Task item
All entries shown below must be given again word for word.

:: Data shown

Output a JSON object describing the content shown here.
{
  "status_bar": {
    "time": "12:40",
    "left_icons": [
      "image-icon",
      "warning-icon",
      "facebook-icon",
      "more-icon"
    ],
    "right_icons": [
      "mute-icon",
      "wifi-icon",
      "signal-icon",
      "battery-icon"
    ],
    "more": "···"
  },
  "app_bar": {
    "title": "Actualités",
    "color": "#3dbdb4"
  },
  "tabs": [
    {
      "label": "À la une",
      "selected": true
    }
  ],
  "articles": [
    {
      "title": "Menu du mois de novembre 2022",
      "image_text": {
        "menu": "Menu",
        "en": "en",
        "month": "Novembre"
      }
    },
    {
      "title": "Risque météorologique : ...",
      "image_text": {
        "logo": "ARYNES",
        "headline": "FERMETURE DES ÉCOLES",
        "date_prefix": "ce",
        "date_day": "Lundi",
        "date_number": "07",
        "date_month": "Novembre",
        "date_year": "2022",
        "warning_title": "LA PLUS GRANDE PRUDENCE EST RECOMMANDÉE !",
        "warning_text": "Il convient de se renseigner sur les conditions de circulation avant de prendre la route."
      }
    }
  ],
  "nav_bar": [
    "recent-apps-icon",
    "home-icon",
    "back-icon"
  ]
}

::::

Result for this exercise
Output a JSON object describing the content shown here.
{
  "status_bar": {
    "time": "12:40",
    "left_icons": [
      "image-icon",
      "warning-icon",
      "facebook-icon",
      "more-icon"
    ],
    "right_icons": [
      "mute-icon",
      "wifi-icon",
      "signal-icon",
      "battery-icon"
    ],
    "more": "···"
  },
  "app_bar": {
    "title": "Actualités",
    "color": "#3dbdb4"
  },
  "tabs": [
    {
      "label": "À la une",
      "selected": true
    }
  ],
  "articles": [
    {
      "title": "Menu du mois de novembre 2022",
      "image_text": {
        "menu": "Menu",
        "en": "en",
        "month": "Novembre"
      }
    },
    {
      "title": "Risque météorologique : ...",
      "image_text": {
        "logo": "ARYNES",
        "headline": "FERMETURE DES ÉCOLES",
        "date_prefix": "ce",
        "date_day": "Lundi",
        "date_number": "07",
        "date_month": "Novembre",
        "date_year": "2022",
        "warning_title": "LA PLUS GRANDE PRUDENCE EST RECOMMANDÉE !",
        "warning_text": "Il convient de se renseigner sur les conditions de circulation avant de prendre la route."
      }
    }
  ],
  "nav_bar": [
    "recent-apps-icon",
    "home-icon",
    "back-icon"
  ]
}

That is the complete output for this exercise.